Task goal ->
Filter the material below so that only lines containing "Ingresso" remain.

--

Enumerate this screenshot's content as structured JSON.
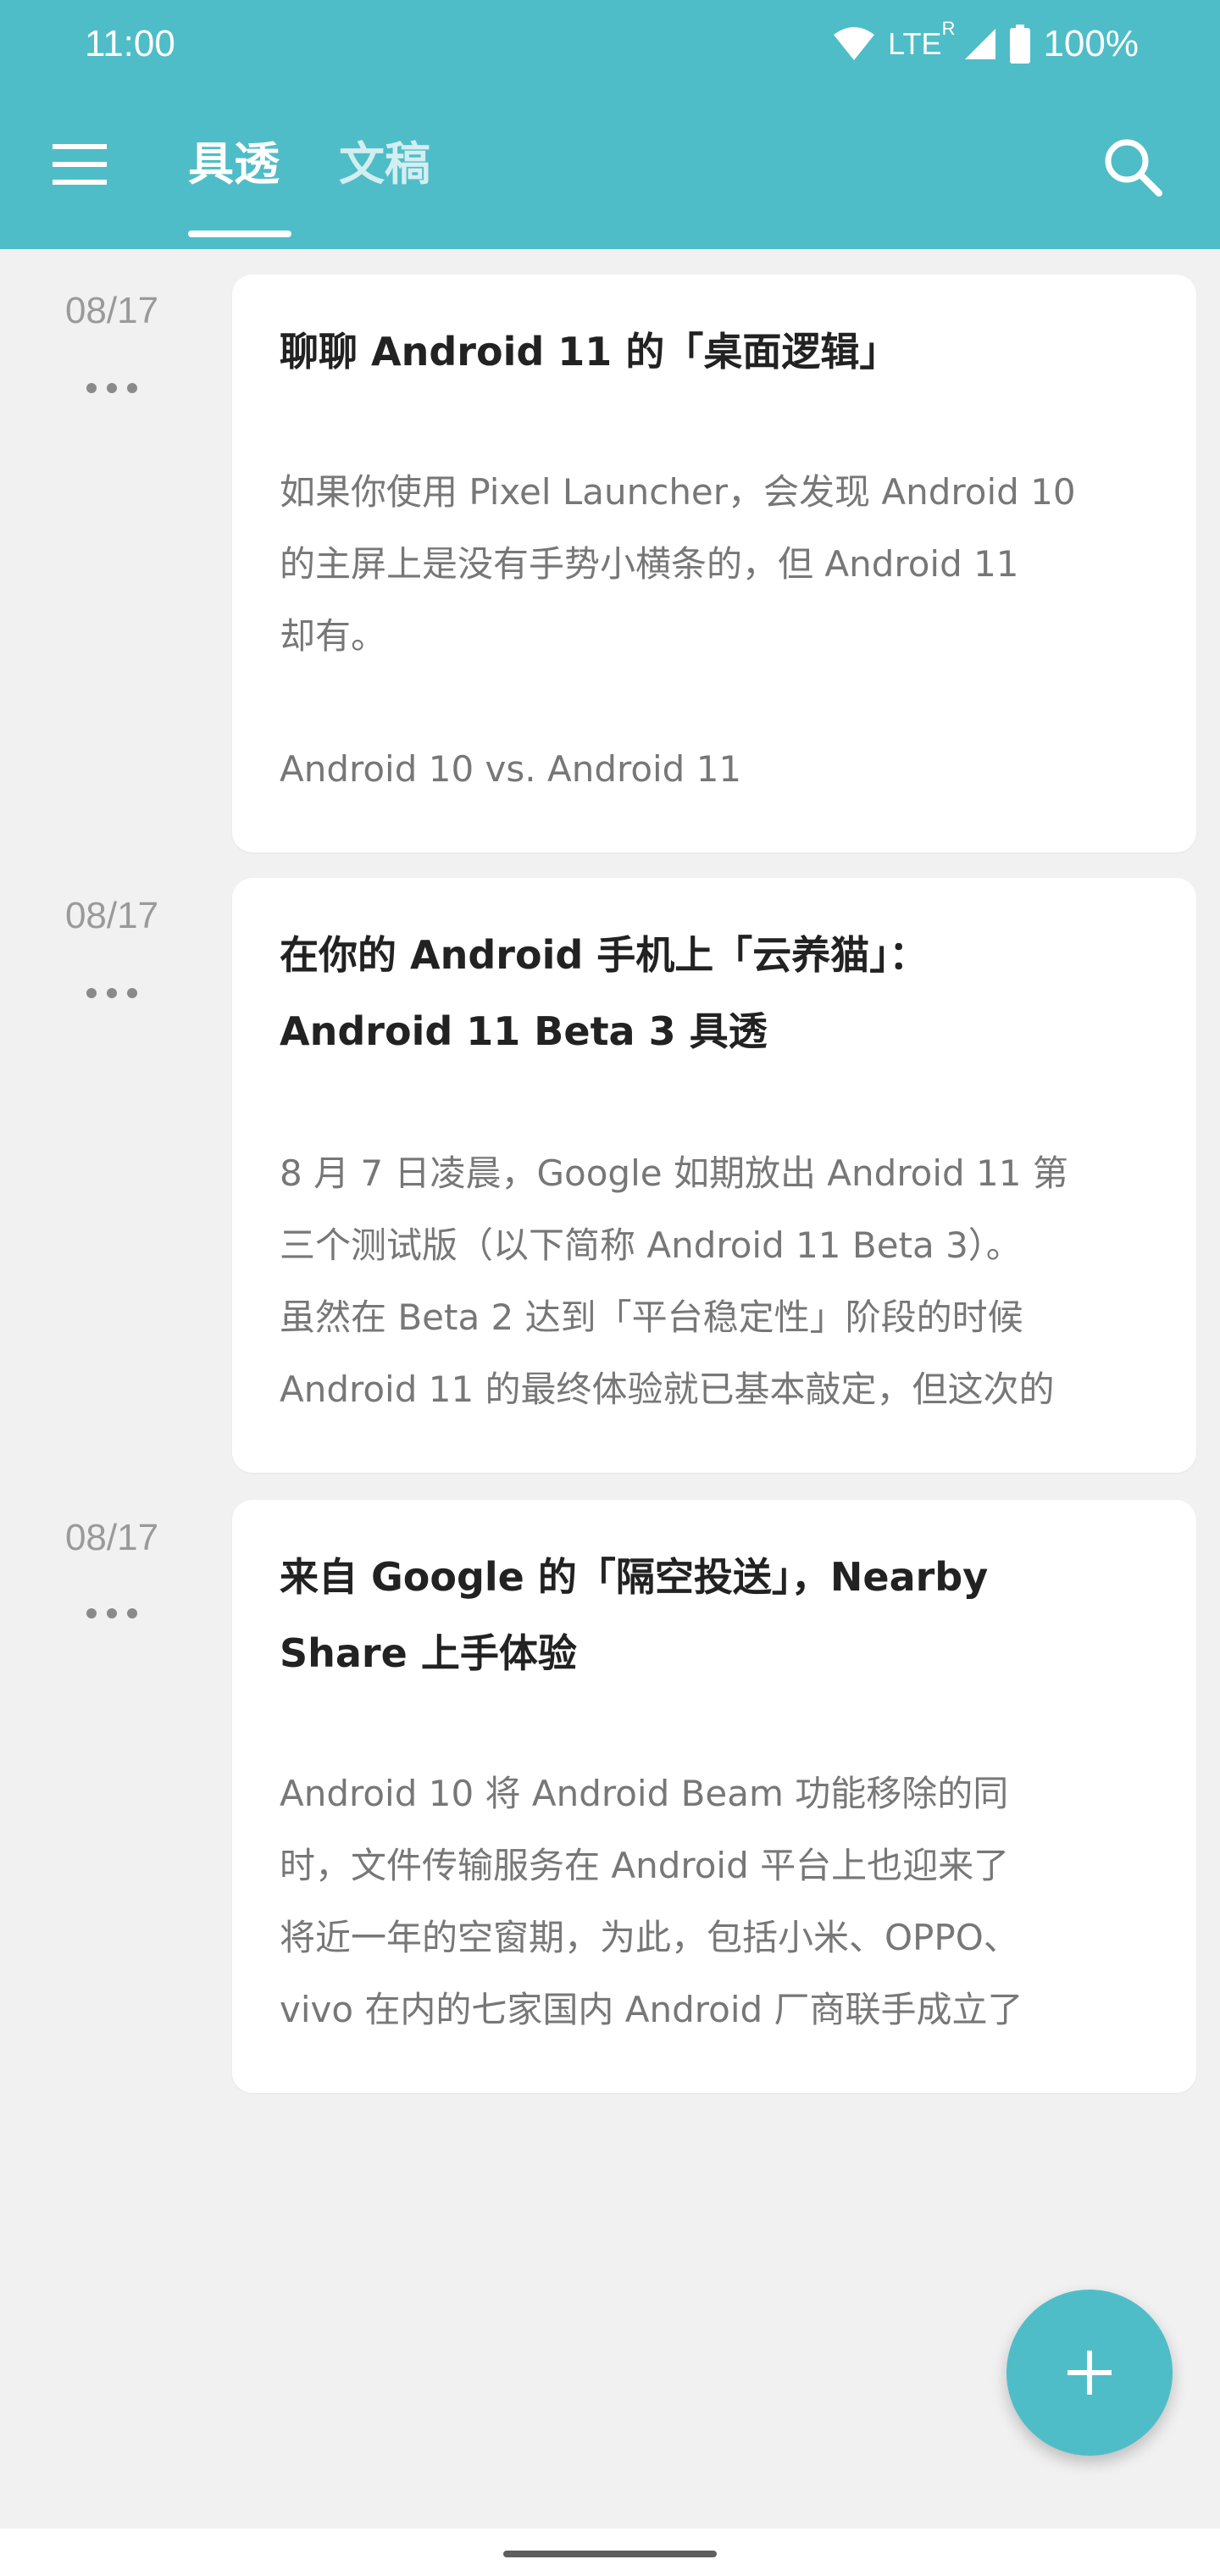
{
  "status_bar": {
    "time": "11:00",
    "network": "LTE",
    "roaming": "R",
    "battery": "100%"
  },
  "app_bar": {
    "tabs": [
      {
        "label": "具透",
        "active": true
      },
      {
        "label": "文稿",
        "active": false
      }
    ]
  },
  "entries": [
    {
      "date": "08/17",
      "title_lines": [
        "聊聊 Android 11 的「桌面逻辑」"
      ],
      "body_lines": [
        "如果你使用 Pixel Launcher，会发现 Android 10",
        "的主屏上是没有手势小横条的，但 Android 11",
        "却有。",
        "",
        "Android 10 vs. Android 11"
      ]
    },
    {
      "date": "08/17",
      "title_lines": [
        "在你的 Android 手机上「云养猫」：",
        "Android 11 Beta 3 具透"
      ],
      "body_lines": [
        "8 月 7 日凌晨，Google 如期放出 Android 11 第",
        "三个测试版（以下简称 Android 11 Beta 3）。",
        "虽然在 Beta 2 达到「平台稳定性」阶段的时候",
        "Android 11 的最终体验就已基本敲定，但这次的"
      ]
    },
    {
      "date": "08/17",
      "title_lines": [
        "来自 Google 的「隔空投送」，Nearby",
        "Share 上手体验"
      ],
      "body_lines": [
        "Android 10 将 Android Beam 功能移除的同",
        "时，文件传输服务在 Android 平台上也迎来了",
        "将近一年的空窗期，为此，包括小米、OPPO、",
        "vivo 在内的七家国内 Android 厂商联手成立了"
      ]
    }
  ],
  "fab": {
    "icon": "plus-icon"
  },
  "colors": {
    "accent": "#4fbdc7",
    "background": "#f1f1f2",
    "card": "#ffffff",
    "title_text": "#222222",
    "body_text": "#777777",
    "date_text": "#9a9a9a"
  }
}
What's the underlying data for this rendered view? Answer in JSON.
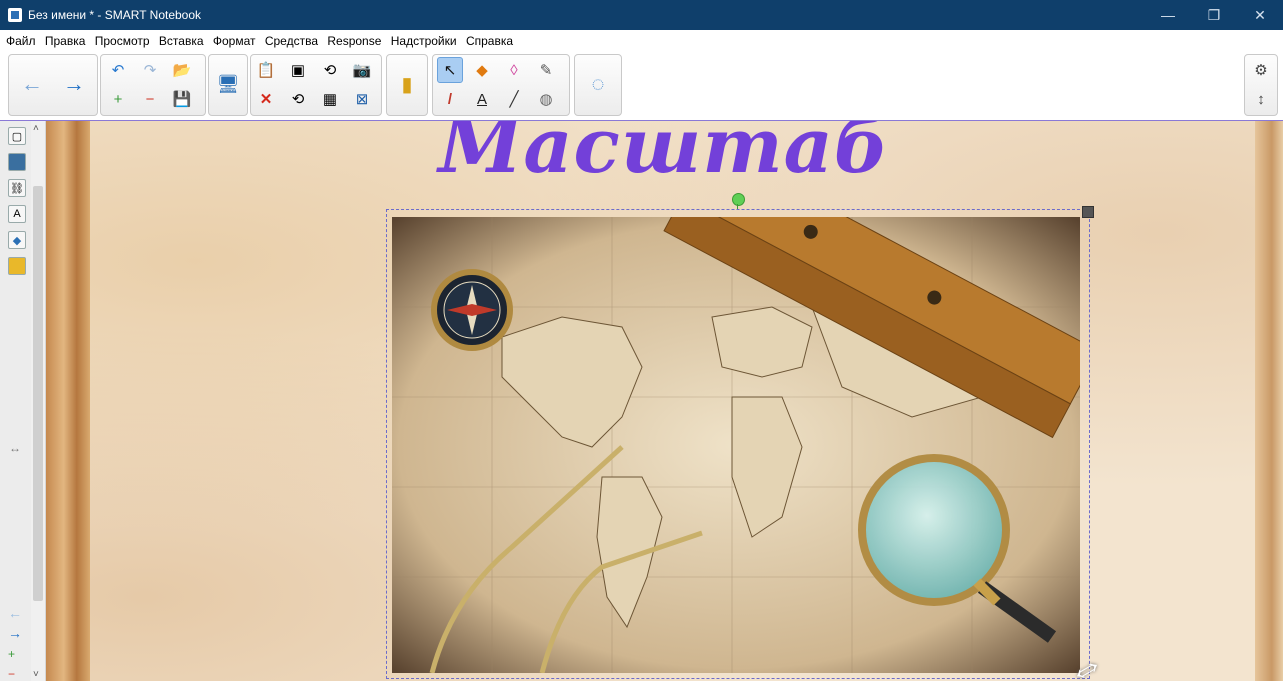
{
  "window": {
    "title": "Без имени * - SMART Notebook",
    "controls": {
      "minimize": "—",
      "maximize": "❐",
      "close": "✕"
    }
  },
  "menu": [
    "Файл",
    "Правка",
    "Просмотр",
    "Вставка",
    "Формат",
    "Средства",
    "Response",
    "Надстройки",
    "Справка"
  ],
  "toolbar_icons": {
    "back": "←",
    "forward": "→",
    "undo": "↶",
    "redo": "↷",
    "open": "📂",
    "add_page": "+",
    "delete_page": "−",
    "save": "💾",
    "display": "🖥",
    "paste": "📋",
    "screen_shade": "▣",
    "delete": "✕",
    "clear_page": "⟲",
    "capture": "📷",
    "table": "▦",
    "fullscreen": "⊠",
    "gallery": "▮",
    "select": "↖",
    "pens": "/",
    "shapes": "◆",
    "text": "A",
    "eraser": "◊",
    "lines": "╱",
    "fill": "◍",
    "magic_pen": "✎",
    "more": "◌",
    "settings": "⚙",
    "move_toolbar": "↕"
  },
  "side_tabs": [
    "page-sorter",
    "gallery",
    "attachments",
    "properties",
    "add-ons",
    "lesson-activity"
  ],
  "side_arrow": "↔",
  "canvas": {
    "heading": "Масштаб",
    "image_description_colors": {
      "heading": "#7340d9",
      "selection": "#6b6bcb",
      "rotate_handle": "#5fcf55"
    }
  }
}
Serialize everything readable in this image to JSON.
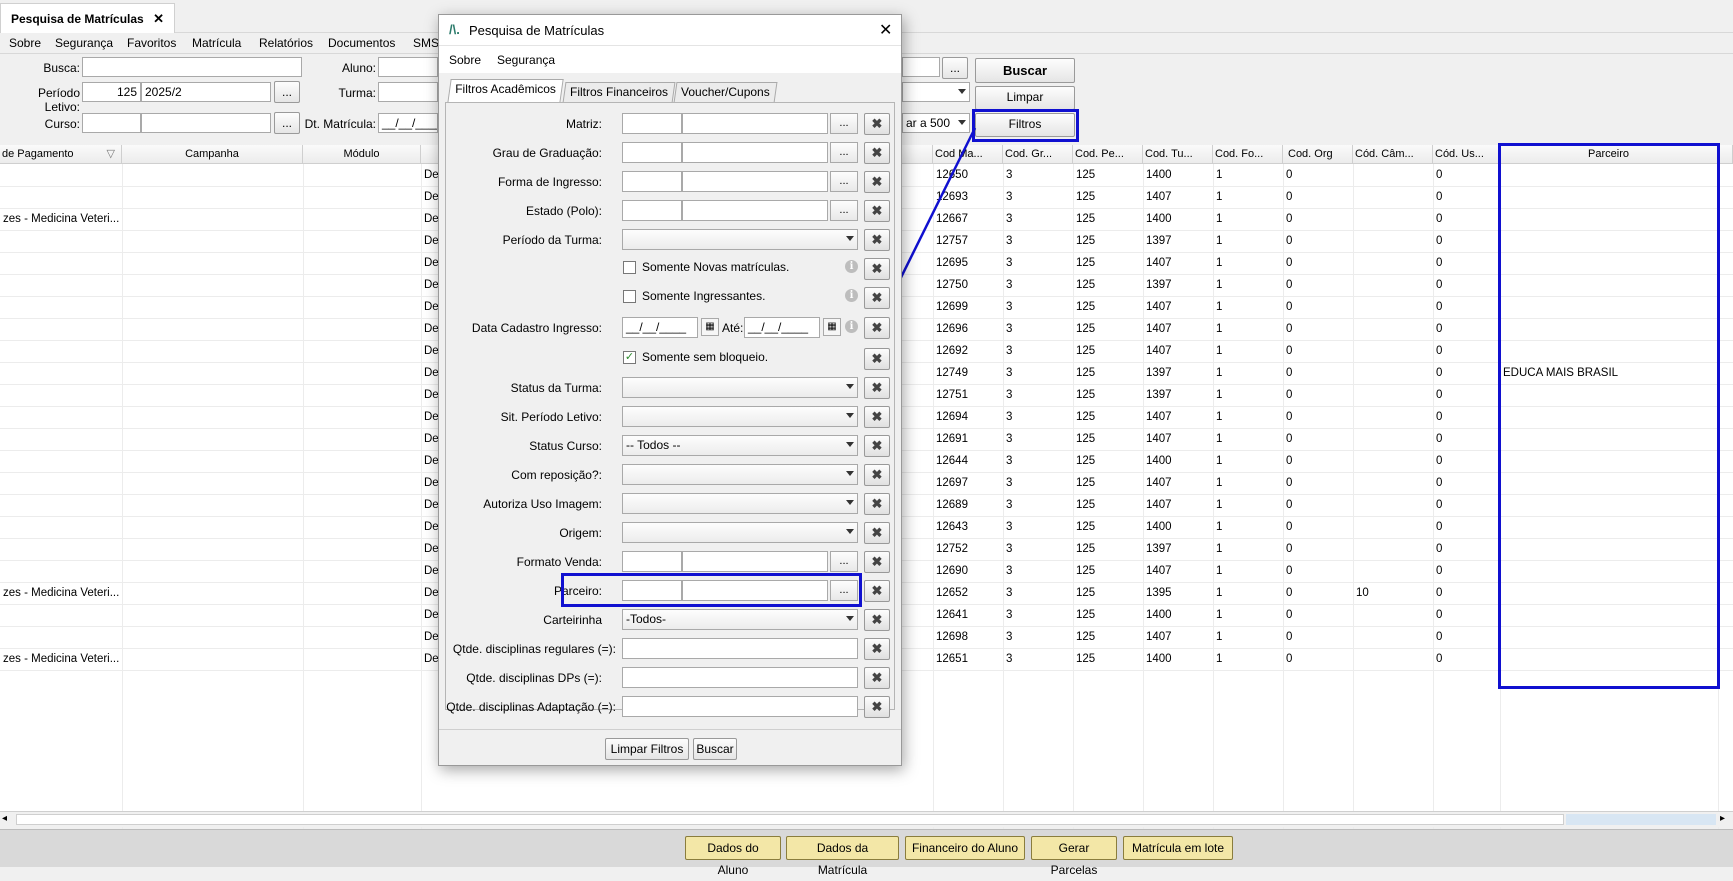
{
  "app": {
    "tab_title": "Pesquisa de Matrículas",
    "tab_close": "✕"
  },
  "menu": [
    "Sobre",
    "Segurança",
    "Favoritos",
    "Matrícula",
    "Relatórios",
    "Documentos",
    "SMS"
  ],
  "form": {
    "busca_label": "Busca:",
    "busca_value": "",
    "periodo_label": "Período Letivo:",
    "periodo_code": "125",
    "periodo_value": "2025/2",
    "periodo_dots": "...",
    "curso_label": "Curso:",
    "curso_dots": "...",
    "aluno_label": "Aluno:",
    "turma_label": "Turma:",
    "dtmatricula_label": "Dt. Matrícula:",
    "dtmatricula_value": "__/__/____",
    "limit_value": "ar a 500",
    "aluno_dots": "..."
  },
  "buttons": {
    "buscar": "Buscar",
    "limpar": "Limpar",
    "filtros": "Filtros"
  },
  "grid": {
    "headers": [
      "de Pagamento",
      "Campanha",
      "Módulo",
      "",
      "Cod Ma...",
      "Cod. Gr...",
      "Cod. Pe...",
      "Cod. Tu...",
      "Cod. Fo...",
      "Cod. Org",
      "Cód. Câm...",
      "Cód. Us...",
      "Parceiro"
    ],
    "rows": [
      {
        "pag": "",
        "de": "De",
        "cod": "12650",
        "gr": "3",
        "pe": "125",
        "tu": "1400",
        "fo": "1",
        "org": "0",
        "cam": "",
        "us": "0",
        "parc": ""
      },
      {
        "pag": "",
        "de": "De",
        "cod": "12693",
        "gr": "3",
        "pe": "125",
        "tu": "1407",
        "fo": "1",
        "org": "0",
        "cam": "",
        "us": "0",
        "parc": ""
      },
      {
        "pag": "zes - Medicina Veteri...",
        "de": "De",
        "cod": "12667",
        "gr": "3",
        "pe": "125",
        "tu": "1400",
        "fo": "1",
        "org": "0",
        "cam": "",
        "us": "0",
        "parc": ""
      },
      {
        "pag": "",
        "de": "De",
        "cod": "12757",
        "gr": "3",
        "pe": "125",
        "tu": "1397",
        "fo": "1",
        "org": "0",
        "cam": "",
        "us": "0",
        "parc": ""
      },
      {
        "pag": "",
        "de": "De",
        "cod": "12695",
        "gr": "3",
        "pe": "125",
        "tu": "1407",
        "fo": "1",
        "org": "0",
        "cam": "",
        "us": "0",
        "parc": ""
      },
      {
        "pag": "",
        "de": "De",
        "cod": "12750",
        "gr": "3",
        "pe": "125",
        "tu": "1397",
        "fo": "1",
        "org": "0",
        "cam": "",
        "us": "0",
        "parc": ""
      },
      {
        "pag": "",
        "de": "De",
        "cod": "12699",
        "gr": "3",
        "pe": "125",
        "tu": "1407",
        "fo": "1",
        "org": "0",
        "cam": "",
        "us": "0",
        "parc": ""
      },
      {
        "pag": "",
        "de": "De",
        "cod": "12696",
        "gr": "3",
        "pe": "125",
        "tu": "1407",
        "fo": "1",
        "org": "0",
        "cam": "",
        "us": "0",
        "parc": ""
      },
      {
        "pag": "",
        "de": "De",
        "cod": "12692",
        "gr": "3",
        "pe": "125",
        "tu": "1407",
        "fo": "1",
        "org": "0",
        "cam": "",
        "us": "0",
        "parc": ""
      },
      {
        "pag": "",
        "de": "De",
        "cod": "12749",
        "gr": "3",
        "pe": "125",
        "tu": "1397",
        "fo": "1",
        "org": "0",
        "cam": "",
        "us": "0",
        "parc": "EDUCA MAIS BRASIL"
      },
      {
        "pag": "",
        "de": "De",
        "cod": "12751",
        "gr": "3",
        "pe": "125",
        "tu": "1397",
        "fo": "1",
        "org": "0",
        "cam": "",
        "us": "0",
        "parc": ""
      },
      {
        "pag": "",
        "de": "De",
        "cod": "12694",
        "gr": "3",
        "pe": "125",
        "tu": "1407",
        "fo": "1",
        "org": "0",
        "cam": "",
        "us": "0",
        "parc": ""
      },
      {
        "pag": "",
        "de": "De",
        "cod": "12691",
        "gr": "3",
        "pe": "125",
        "tu": "1407",
        "fo": "1",
        "org": "0",
        "cam": "",
        "us": "0",
        "parc": ""
      },
      {
        "pag": "",
        "de": "De",
        "cod": "12644",
        "gr": "3",
        "pe": "125",
        "tu": "1400",
        "fo": "1",
        "org": "0",
        "cam": "",
        "us": "0",
        "parc": ""
      },
      {
        "pag": "",
        "de": "De",
        "cod": "12697",
        "gr": "3",
        "pe": "125",
        "tu": "1407",
        "fo": "1",
        "org": "0",
        "cam": "",
        "us": "0",
        "parc": ""
      },
      {
        "pag": "",
        "de": "De",
        "cod": "12689",
        "gr": "3",
        "pe": "125",
        "tu": "1407",
        "fo": "1",
        "org": "0",
        "cam": "",
        "us": "0",
        "parc": ""
      },
      {
        "pag": "",
        "de": "De",
        "cod": "12643",
        "gr": "3",
        "pe": "125",
        "tu": "1400",
        "fo": "1",
        "org": "0",
        "cam": "",
        "us": "0",
        "parc": ""
      },
      {
        "pag": "",
        "de": "De",
        "cod": "12752",
        "gr": "3",
        "pe": "125",
        "tu": "1397",
        "fo": "1",
        "org": "0",
        "cam": "",
        "us": "0",
        "parc": ""
      },
      {
        "pag": "",
        "de": "De",
        "cod": "12690",
        "gr": "3",
        "pe": "125",
        "tu": "1407",
        "fo": "1",
        "org": "0",
        "cam": "",
        "us": "0",
        "parc": ""
      },
      {
        "pag": "zes - Medicina Veteri...",
        "de": "De",
        "cod": "12652",
        "gr": "3",
        "pe": "125",
        "tu": "1395",
        "fo": "1",
        "org": "0",
        "cam": "10",
        "us": "0",
        "parc": ""
      },
      {
        "pag": "",
        "de": "De",
        "cod": "12641",
        "gr": "3",
        "pe": "125",
        "tu": "1400",
        "fo": "1",
        "org": "0",
        "cam": "",
        "us": "0",
        "parc": ""
      },
      {
        "pag": "",
        "de": "De",
        "cod": "12698",
        "gr": "3",
        "pe": "125",
        "tu": "1407",
        "fo": "1",
        "org": "0",
        "cam": "",
        "us": "0",
        "parc": ""
      },
      {
        "pag": "zes - Medicina Veteri...",
        "de": "De",
        "cod": "12651",
        "gr": "3",
        "pe": "125",
        "tu": "1400",
        "fo": "1",
        "org": "0",
        "cam": "",
        "us": "0",
        "parc": ""
      }
    ]
  },
  "footer_buttons": [
    "Dados do Aluno",
    "Dados da Matrícula",
    "Financeiro do Aluno",
    "Gerar Parcelas",
    "Matrícula em lote"
  ],
  "dialog": {
    "title": "Pesquisa de Matrículas",
    "close": "✕",
    "menu": [
      "Sobre",
      "Segurança"
    ],
    "tabs": [
      "Filtros Acadêmicos",
      "Filtros Financeiros",
      "Voucher/Cupons"
    ],
    "fields": {
      "matriz": "Matriz:",
      "grau": "Grau de Graduação:",
      "forma": "Forma de Ingresso:",
      "estado": "Estado (Polo):",
      "periodo_turma": "Período da Turma:",
      "novas": "Somente Novas matrículas.",
      "ingressantes": "Somente Ingressantes.",
      "data_cadastro": "Data Cadastro Ingresso:",
      "data_de": "__/__/____",
      "ate": "Até:",
      "data_ate": "__/__/____",
      "sem_bloqueio": "Somente sem bloqueio.",
      "status_turma": "Status da Turma:",
      "sit_periodo": "Sit. Período Letivo:",
      "status_curso": "Status Curso:",
      "status_curso_value": "-- Todos --",
      "reposicao": "Com reposição?:",
      "imagem": "Autoriza Uso Imagem:",
      "origem": "Origem:",
      "formato": "Formato Venda:",
      "parceiro": "Parceiro:",
      "carteirinha": "Carteirinha",
      "carteirinha_value": "-Todos-",
      "qtde_regulares": "Qtde. disciplinas regulares (=):",
      "qtde_dps": "Qtde. disciplinas DPs (=):",
      "qtde_adaptacao": "Qtde. disciplinas Adaptação (=):",
      "dots": "...",
      "clear": "✖",
      "check": "✓",
      "info": "i",
      "cal": "▦"
    },
    "foot_buttons": {
      "limpar": "Limpar Filtros",
      "buscar": "Buscar"
    }
  },
  "colors": {
    "highlight": "#1010d0",
    "footer_button": "#f3e7a7"
  }
}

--

Worked solution ->
      "forma": "Forma de Ingresso:",
      "data_cadastro": "Data Cadastro Ingresso:",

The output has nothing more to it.